Malzberg is nothing if not irreverent, and no doubt shocked some of his erstwhile colleagues of the time with this book in which the author takes us behind the scenes to give us the process, or at least his process, of writing a Science Fiction novel.
The author, in loquacious detail, gives us his notes on a posited novel, to be entitled `Galaxies' in which Starship Captain Lena Thomas, on a mission to discover new Earth-type worlds for colonisation, is trapped within a `black galaxy' (i.e., the event horizon of an enormous neutron star which has also trapped the light of an entire galaxy) with a cargo of dead passengers, who may or may not be revived when she reaches her destination. (Their money has paid for the mission).
Whether this story is important or not is one of the issues the disillusioned author agonises over as he lectures us on the predictability of Science Fiction readers and the fallibility of his fellow authors.
In one sense this is Malzberg himself raging at the complacency of SF writers of the Nineteen Seventies.
`There are a few among us who know science. and a few more who understand fiction, but there is not a single science fiction writer who can do both.' (p 13)
And so Malzberg tells us that he has decided to rise to the challenge and write `Galaxies' which was inspired by two articles by John W Campbell in `Analog'
It is in turns, witty, despairing, charming, sometimes even pleading to readers and writers of the genre to take a good hard look at themselves and what they are reading and writing.
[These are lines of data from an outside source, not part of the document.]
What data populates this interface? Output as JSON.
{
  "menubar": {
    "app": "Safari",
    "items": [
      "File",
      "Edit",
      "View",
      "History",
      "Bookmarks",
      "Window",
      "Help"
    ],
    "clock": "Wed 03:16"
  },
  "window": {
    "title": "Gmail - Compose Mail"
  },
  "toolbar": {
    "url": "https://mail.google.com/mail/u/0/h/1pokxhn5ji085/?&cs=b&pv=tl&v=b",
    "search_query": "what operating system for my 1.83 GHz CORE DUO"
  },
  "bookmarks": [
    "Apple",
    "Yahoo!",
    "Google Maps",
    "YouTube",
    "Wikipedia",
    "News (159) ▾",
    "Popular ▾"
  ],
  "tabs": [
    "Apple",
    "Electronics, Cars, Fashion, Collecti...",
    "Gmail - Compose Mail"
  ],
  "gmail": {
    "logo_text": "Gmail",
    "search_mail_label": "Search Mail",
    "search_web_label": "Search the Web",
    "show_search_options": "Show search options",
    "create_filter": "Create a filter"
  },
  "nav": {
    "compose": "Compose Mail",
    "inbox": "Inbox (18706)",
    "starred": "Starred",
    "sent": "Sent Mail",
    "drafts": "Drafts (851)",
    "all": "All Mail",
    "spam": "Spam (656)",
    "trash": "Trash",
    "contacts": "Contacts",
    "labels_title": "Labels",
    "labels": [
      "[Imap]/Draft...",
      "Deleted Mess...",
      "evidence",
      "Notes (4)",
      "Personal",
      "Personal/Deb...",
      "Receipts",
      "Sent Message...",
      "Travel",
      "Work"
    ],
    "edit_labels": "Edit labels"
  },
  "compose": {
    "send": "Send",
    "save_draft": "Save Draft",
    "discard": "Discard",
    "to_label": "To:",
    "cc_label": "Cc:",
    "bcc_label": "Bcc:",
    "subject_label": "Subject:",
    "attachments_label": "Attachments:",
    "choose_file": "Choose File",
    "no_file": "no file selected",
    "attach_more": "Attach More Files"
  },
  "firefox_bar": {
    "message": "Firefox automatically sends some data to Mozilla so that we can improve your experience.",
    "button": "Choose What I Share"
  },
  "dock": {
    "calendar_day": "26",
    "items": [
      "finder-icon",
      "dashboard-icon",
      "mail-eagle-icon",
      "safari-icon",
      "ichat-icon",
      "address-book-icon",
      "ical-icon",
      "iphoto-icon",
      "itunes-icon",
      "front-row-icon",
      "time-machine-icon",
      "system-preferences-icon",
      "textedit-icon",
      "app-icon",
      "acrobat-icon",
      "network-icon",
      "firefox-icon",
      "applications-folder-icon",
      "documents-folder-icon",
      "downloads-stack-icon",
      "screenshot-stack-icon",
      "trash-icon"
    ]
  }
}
It may be that the dead in Lena's ship are a metaphor for Malzberg's readers. They after all, are the ones who paid for the trip, but in the end, despite everything that is said to them, they do not listen. How can they? They are dead. The prostheses (who are computerised personalities installed in the ship to offer somewhat limited advice) may be metaphors for other SF writers. And if Lena is a metaphor for the writer himself then the black galaxy is SF itself and Malzberg can only escape by risking everything and leaving.
Despite its perhaps misplaced nihilism (They may be few but there are contemporary scientists who write very good SF) `Galaxies' is a tour-de-force of public rebellion.
Shortly after this novel was published, Malzberg announced that he was giving up writing SF, and abandoned the genre.